At its work session on Tuesday night, the Kodiak City Council discussed raising the city’s property tax. The city of Kodiak is facing an estimated $2.8 million budget deficit. The council is exploring what expenses it can cut and how it can generate more revenue.
Mike Tvenge, the city manager, said Kodiak’s mill rate hasn’t been raised since the 80’s. A mill is about one 1/1000 of a dollar. The city’s property tax is calculated by multiplying a parcel of land’s assessed value by the number of mills a municipality charges.
So, for example, if you had a piece of property worth $1,000 and the mill rate was one mill, you’d owe about $1 in property tax.
The city of Kodiak’s property tax mill rate is currently two mills. Tvenge says increasing the city’s mill rate could help it raise revenue.
“An increase of one mill is estimated to raise another 500,000 at our current property tax assessments. “
Tvenge says the city’s charter would allow the council to increase the mill rate. Councilman Charles Davidson says he’d be in favor of the city raising its property tax.
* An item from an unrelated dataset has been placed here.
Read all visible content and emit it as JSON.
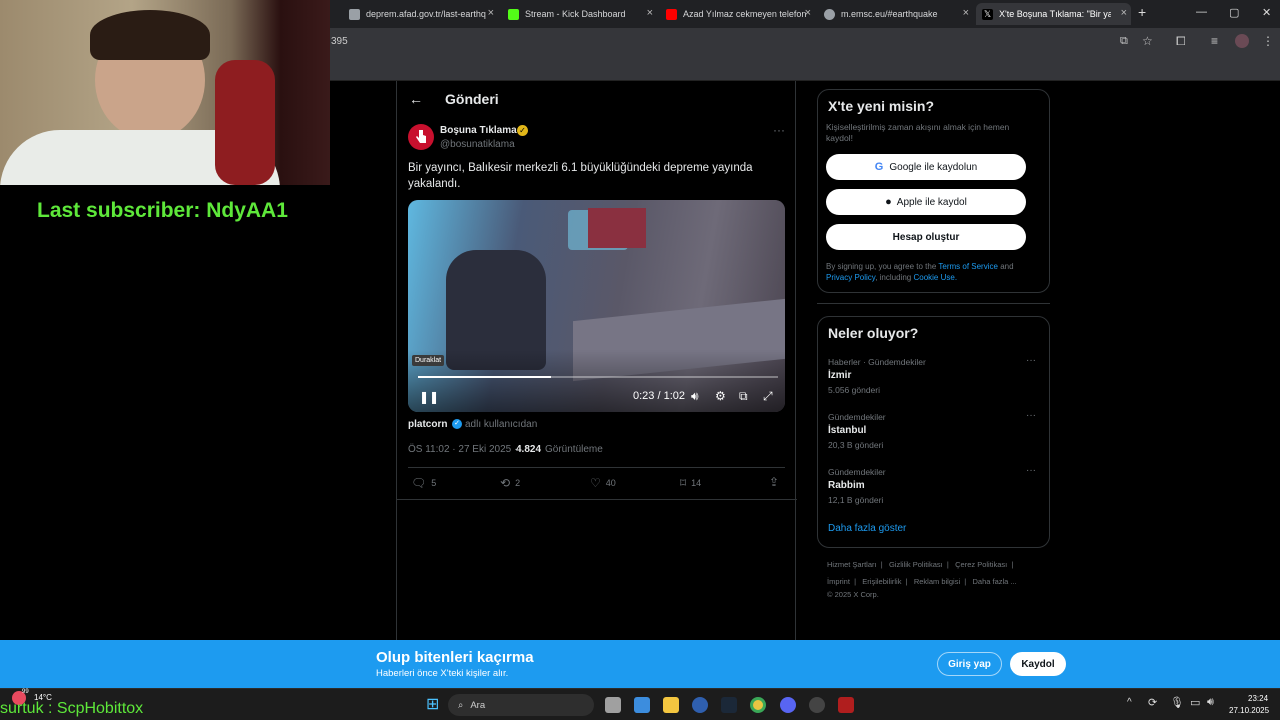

He says there are a lot of infrastructure projects the city needs to take care of and, to do that, it needs money.
“We have to do something to look to the future and not just to today and this would be one thing that I could see us working on and implementing it as soon as we can.”
Earlier this month, at a public forum concerning the city’s budget situation, Kodiak Island Borough Mayor Dan Rohrer also suggested to the council that it raise the city’s mill rate. Manager Tvenge says if the council decides to raise the rate, it probably wouldn’t affect residents until sometime next year.